3) The Lord says to Paul, “Go on speaking…do not be silent.” The temptation for every Christian is to clam up, to back down, to move out to the country far away from people…to follow Jonah on the ship to Tarshish and flee the ministry that God has called us to. Paul is no exception. Paul knows that he has every excuse and every justification to retire from the ministry and make tents for the rest of his life. After he makes some money, maybe he can settle down with a wife and have a few kids; maybe buy a house on the water and enjoy life for a change. Don’t think for a moment that Paul was not tempted. In fact, I suspect right here in Corinth Paul was tempted in more ways than we can possibly imagine. But the Lord speaks straight into Paul’s heart with this mandate: “Keep going…keep on speaking truth…do NOT be silent.” These were the words Paul needed to hear, and aren’t we blessed that Paul kept going? Had he not, we would be missing well over half of the New Testament, right?
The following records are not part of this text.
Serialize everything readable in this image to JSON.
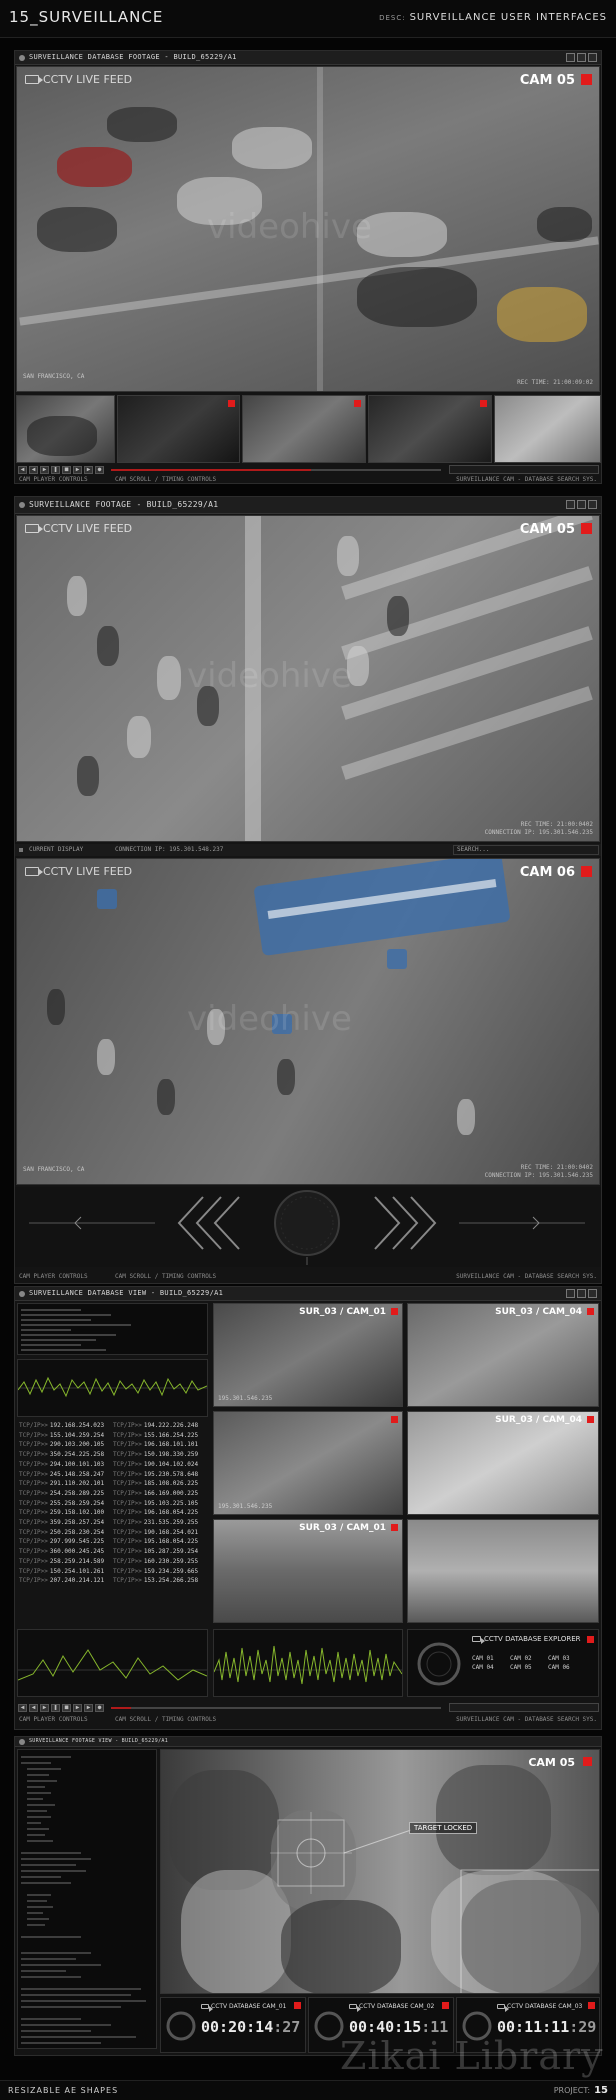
{
  "page": {
    "title": "15_SURVEILLANCE",
    "desc_label": "DESC:",
    "desc": "SURVEILLANCE USER INTERFACES"
  },
  "panel1": {
    "title": "SURVEILLANCE DATABASE FOOTAGE - BUILD_65229/A1",
    "feed_label": "CCTV LIVE FEED",
    "cam": "CAM 05",
    "location": "SAN FRANCISCO, CA",
    "rec_time": "REC TIME: 21:00:09:02",
    "watermark": "videohive",
    "strip_left": "CAM PLAYER CONTROLS",
    "strip_mid": "CAM SCROLL / TIMING CONTROLS",
    "strip_right": "SURVEILLANCE CAM - DATABASE SEARCH SYS."
  },
  "panel2": {
    "title": "SURVEILLANCE FOOTAGE - BUILD_65229/A1",
    "feed_label": "CCTV LIVE FEED",
    "cam": "CAM 05",
    "rec_time": "REC TIME: 21:00:0402",
    "connection": "CONNECTION IP: 195.301.546.235",
    "watermark": "videohive",
    "info_left": "CURRENT DISPLAY",
    "info_mid": "CONNECTION IP: 195.301.548.237",
    "search": "SEARCH...",
    "feed2_label": "CCTV LIVE FEED",
    "cam2": "CAM 06",
    "location2": "SAN FRANCISCO, CA",
    "rec_time2": "REC TIME: 21:00:0402",
    "connection2": "CONNECTION IP: 195.301.546.235",
    "strip_left": "CAM PLAYER CONTROLS",
    "strip_mid": "CAM SCROLL / TIMING CONTROLS",
    "strip_right": "SURVEILLANCE CAM - DATABASE SEARCH SYS."
  },
  "panel3": {
    "title": "SURVEILLANCE DATABASE VIEW - BUILD_65229/A1",
    "cams": [
      {
        "label": "SUR_03 / CAM_01",
        "ip": "195.301.546.235"
      },
      {
        "label": "SUR_03 / CAM_04",
        "ip": ""
      },
      {
        "label": "",
        "ip": "195.301.546.235"
      },
      {
        "label": "SUR_03 / CAM_04",
        "ip": ""
      },
      {
        "label": "SUR_03 / CAM_01",
        "ip": ""
      },
      {
        "label": "",
        "ip": ""
      }
    ],
    "ip_rows_left": [
      "192.168.254.023",
      "155.104.259.254",
      "290.103.200.105",
      "350.254.225.258",
      "294.100.101.103",
      "245.148.258.247",
      "291.110.202.101",
      "254.258.289.225",
      "255.258.259.254",
      "259.158.102.100",
      "359.258.257.254",
      "250.258.230.254",
      "297.999.545.225",
      "360.000.245.245",
      "258.259.214.589",
      "150.254.101.261",
      "207.240.214.121"
    ],
    "ip_rows_right": [
      "194.222.226.248",
      "155.166.254.225",
      "196.168.101.101",
      "150.198.330.259",
      "190.104.102.024",
      "195.230.578.648",
      "185.108.026.225",
      "166.169.000.225",
      "195.103.225.105",
      "196.168.054.225",
      "231.535.259.255",
      "190.168.254.021",
      "195.168.054.225",
      "105.287.259.254",
      "160.230.259.255",
      "159.234.259.665",
      "153.254.266.258"
    ],
    "ip_prefix": "TCP/IP>>",
    "explorer_title": "CCTV DATABASE EXPLORER",
    "explorer_cams": [
      "CAM 01",
      "CAM 02",
      "CAM 03",
      "CAM 04",
      "CAM 05",
      "CAM 06"
    ],
    "strip_left": "CAM PLAYER CONTROLS",
    "strip_mid": "CAM SCROLL / TIMING CONTROLS",
    "strip_right": "SURVEILLANCE CAM - DATABASE SEARCH SYS."
  },
  "panel4": {
    "title": "SURVEILLANCE FOOTAGE VIEW - BUILD_65229/A1",
    "cam": "CAM 05",
    "target": "TARGET LOCKED",
    "clips": [
      {
        "label": "CCTV DATABASE CAM_01",
        "time": "00:20:14",
        "ms": ":27"
      },
      {
        "label": "CCTV DATABASE CAM_02",
        "time": "00:40:15",
        "ms": ":11"
      },
      {
        "label": "CCTV DATABASE CAM_03",
        "time": "00:11:11",
        "ms": ":29"
      }
    ]
  },
  "footer": {
    "left": "RESIZABLE AE SHAPES",
    "project_label": "PROJECT:",
    "project": "15"
  },
  "signature": "Zikai Library",
  "colors": {
    "rec": "#e11b1b",
    "graph": "#86b62c",
    "bg": "#050505"
  }
}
4) The Lord also promises that here in Corinth, “no one will attack you to harm you…” The Lord has provided a season of respite for Paul…at least to the degree that he can stay in a city for more than a few days and continue his ministry without fear of violence or imprisonment. The Holy Spirit does not promise that Paul will never experience harm or attack…but for now, Paul can press on knowing that God has put a hedge of protection around him. The lesson for us here is this: God is, indeed, sovereign. God’s angels are all around us, and when God decides to protect His own, there is no scheme of man, no power of hell, that can break through that line. God is faithful to His promise to Paul, and even though a group of Jews attack Paul and bring him before the tribunal in vss. 12-15, Paul is unharmed and exonerated, and Luke reports in vs. 11 that Paul spends 18 months in Corinth, teaching the word of God among them.
5) The last note of encouragement given to Paul in his vision comes with these words from the Lord, “I have many in this city who are my people.”
As Pastor Sam touched on last Sunday, one of the ways that God brings encouragement to His weary servants is by connecting us with “His people” who He has placed around us. I cannot tell you how many times God’s ministry to me during my battle with weariness and depression is to introduce me to HIS PEOPLE who quite randomly end up in my office or sitting next to me at a local restaurant. PEOPLE are the means by which God sends reinforcements and encouragement, which is why withdrawing into ourselves and away from people is often the exact opposite of what we need to be doing when we are at the end of our rope.
So take heart and remember:
When I think of who is coming to join our team here at Colonial next Sunday, and when I think about the text that God arranged for me to preach today…it gives me goose bumps! God is sending one of HIS PEOPLE to us, and he will be a great encouragement to us all. He is coming as an answer to our prayers. He is coming as a testimony that God has many of HIS people in this city, and that we should be encouraged to continue our Gospel ministry with boldness and determination.
Church, don’t give up. Don’t give in, give up, let up or shut up! Do not be afraid, and do not remain silent. God is with us, God is for us, nobody can touch us aside from the sovereign will of God. And take heart: God has many of His people in this city…help is on the way.
Will you pray with me?